I see in this future, I guess coming from where we are right now. The current conversations about racial justice, environmental justice, economic justice have really pushed us to fundamentally consider how we relate to one another and are with one another in society and in community in small ways and in big ways. And I see that children are taught about the histories of exploitation that have served very few and learned that the divisions between us have been manufactured to serve as the power and the greed of a narrow view. And so by learning about these histories, and having mass consciousness, that doesn't imprison us, but it actually liberates us, because I think we can then see how our heartbreaking histories of haves and have nots, you know, have have come to be and so we're freed from these toxic narratives of a neoliberal world that tell us that our problems are our faults alone, that, you know, our exhaustion and our pain and our grief is a result of our own personal failures. But we can see the institutional structures and in justices that have yielded these traumas, and as a result of that we are propelled to change it in a fundamentally different way, you know, we can see that this level of mass trauma and of dissociation is not the future that we want. And instead of trying to find salvation, through capitalism, into buying more into wanting more, we're investing into ways of being that honors all of our humanity. We recognize that these narratives have kept us imprisoned. And so we're moving towards, we're moving into a way of being that recognizes that each of our dignity and our joy and our liberation is connected. So what does that look like? You know, I think 10 years from now, we have canceled exploitative national debt. So we're not paying, you know, countries not paying sort of debt into Wall Street firms. And we've canceled sort of exploitative personal debt. Everyone is paid not just a living wage, but a thriving wage that enables them to really live their full potential, we're measuring progress in terms of wellbeing and equitable wellbeing, so the happiness and the dignity of all of us, rather than just how much we produce and convince other people to buy. And when each child is brought into this world, they are seen as magical and lovable, and a real miracle not just by their parents and their families, but by everyone that encounters this child.

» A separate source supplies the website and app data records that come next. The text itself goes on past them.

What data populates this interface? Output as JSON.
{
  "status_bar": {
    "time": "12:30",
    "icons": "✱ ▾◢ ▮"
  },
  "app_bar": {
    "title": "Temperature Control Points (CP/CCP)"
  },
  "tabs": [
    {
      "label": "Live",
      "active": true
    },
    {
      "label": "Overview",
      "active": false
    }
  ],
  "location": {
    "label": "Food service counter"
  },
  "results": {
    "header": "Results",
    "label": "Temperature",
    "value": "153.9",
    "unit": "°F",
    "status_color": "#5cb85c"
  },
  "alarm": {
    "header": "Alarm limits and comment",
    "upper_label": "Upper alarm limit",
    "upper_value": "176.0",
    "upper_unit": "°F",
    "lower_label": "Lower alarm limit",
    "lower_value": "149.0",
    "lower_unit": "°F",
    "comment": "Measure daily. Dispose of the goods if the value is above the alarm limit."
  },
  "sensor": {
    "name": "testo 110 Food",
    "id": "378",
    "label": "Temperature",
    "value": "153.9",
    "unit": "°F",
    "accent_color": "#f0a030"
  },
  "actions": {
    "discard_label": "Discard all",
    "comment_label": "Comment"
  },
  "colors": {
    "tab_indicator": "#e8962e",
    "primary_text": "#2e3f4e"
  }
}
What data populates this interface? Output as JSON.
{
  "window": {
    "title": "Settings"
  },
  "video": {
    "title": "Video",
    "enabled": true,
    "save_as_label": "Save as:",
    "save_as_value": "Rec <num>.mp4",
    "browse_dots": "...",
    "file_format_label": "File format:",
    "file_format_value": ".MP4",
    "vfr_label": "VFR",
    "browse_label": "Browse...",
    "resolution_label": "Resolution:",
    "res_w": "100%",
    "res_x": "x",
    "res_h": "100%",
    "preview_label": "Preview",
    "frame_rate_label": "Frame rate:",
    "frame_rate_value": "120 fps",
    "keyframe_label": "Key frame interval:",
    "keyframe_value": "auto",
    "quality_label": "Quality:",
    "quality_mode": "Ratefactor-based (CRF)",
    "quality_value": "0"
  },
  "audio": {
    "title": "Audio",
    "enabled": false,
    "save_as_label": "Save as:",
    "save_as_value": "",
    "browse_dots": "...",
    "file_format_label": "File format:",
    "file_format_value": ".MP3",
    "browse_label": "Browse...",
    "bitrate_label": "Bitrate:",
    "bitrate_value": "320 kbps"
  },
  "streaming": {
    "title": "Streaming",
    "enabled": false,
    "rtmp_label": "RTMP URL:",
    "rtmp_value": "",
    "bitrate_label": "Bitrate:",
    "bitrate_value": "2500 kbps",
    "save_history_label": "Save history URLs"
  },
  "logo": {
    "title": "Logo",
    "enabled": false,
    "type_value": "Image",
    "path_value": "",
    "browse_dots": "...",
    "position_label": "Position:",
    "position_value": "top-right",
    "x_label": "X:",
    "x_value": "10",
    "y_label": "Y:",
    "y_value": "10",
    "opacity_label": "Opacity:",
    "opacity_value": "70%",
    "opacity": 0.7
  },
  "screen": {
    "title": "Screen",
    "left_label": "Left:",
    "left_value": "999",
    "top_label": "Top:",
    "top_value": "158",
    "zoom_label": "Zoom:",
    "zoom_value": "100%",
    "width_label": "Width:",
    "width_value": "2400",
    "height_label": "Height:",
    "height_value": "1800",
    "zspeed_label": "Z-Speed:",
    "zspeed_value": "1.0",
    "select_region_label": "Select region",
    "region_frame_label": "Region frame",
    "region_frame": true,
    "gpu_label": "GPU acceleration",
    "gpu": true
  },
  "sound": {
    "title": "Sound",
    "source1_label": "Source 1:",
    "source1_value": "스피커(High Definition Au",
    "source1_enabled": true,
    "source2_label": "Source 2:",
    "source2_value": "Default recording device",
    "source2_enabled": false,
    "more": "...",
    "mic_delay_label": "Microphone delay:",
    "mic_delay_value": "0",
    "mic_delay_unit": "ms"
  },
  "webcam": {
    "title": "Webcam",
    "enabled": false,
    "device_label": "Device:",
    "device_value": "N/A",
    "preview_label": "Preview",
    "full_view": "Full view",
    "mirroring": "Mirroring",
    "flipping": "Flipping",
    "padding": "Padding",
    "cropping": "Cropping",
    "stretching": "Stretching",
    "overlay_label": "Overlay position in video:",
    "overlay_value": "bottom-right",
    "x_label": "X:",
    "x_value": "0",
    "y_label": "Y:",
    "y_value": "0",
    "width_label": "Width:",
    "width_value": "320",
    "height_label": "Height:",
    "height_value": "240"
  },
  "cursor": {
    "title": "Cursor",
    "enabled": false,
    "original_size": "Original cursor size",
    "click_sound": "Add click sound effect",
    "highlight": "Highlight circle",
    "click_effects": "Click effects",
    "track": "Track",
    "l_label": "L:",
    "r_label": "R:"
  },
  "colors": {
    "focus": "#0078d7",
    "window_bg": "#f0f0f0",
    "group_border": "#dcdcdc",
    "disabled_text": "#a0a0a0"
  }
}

And we can help sort of nurture all of the children. Our public spaces are full of places to gather and play with art that sparks our imagination, rather than just ads that make us feel crappy about ourselves and more things for us to buy. And there's the sound of genuine unabashedly boisterous laughter everywhere, because we're free to dress as we want, love whom we want, speak whatever we want, without fear of retribution and attack. And we're all just standing tall and whole in our humanity.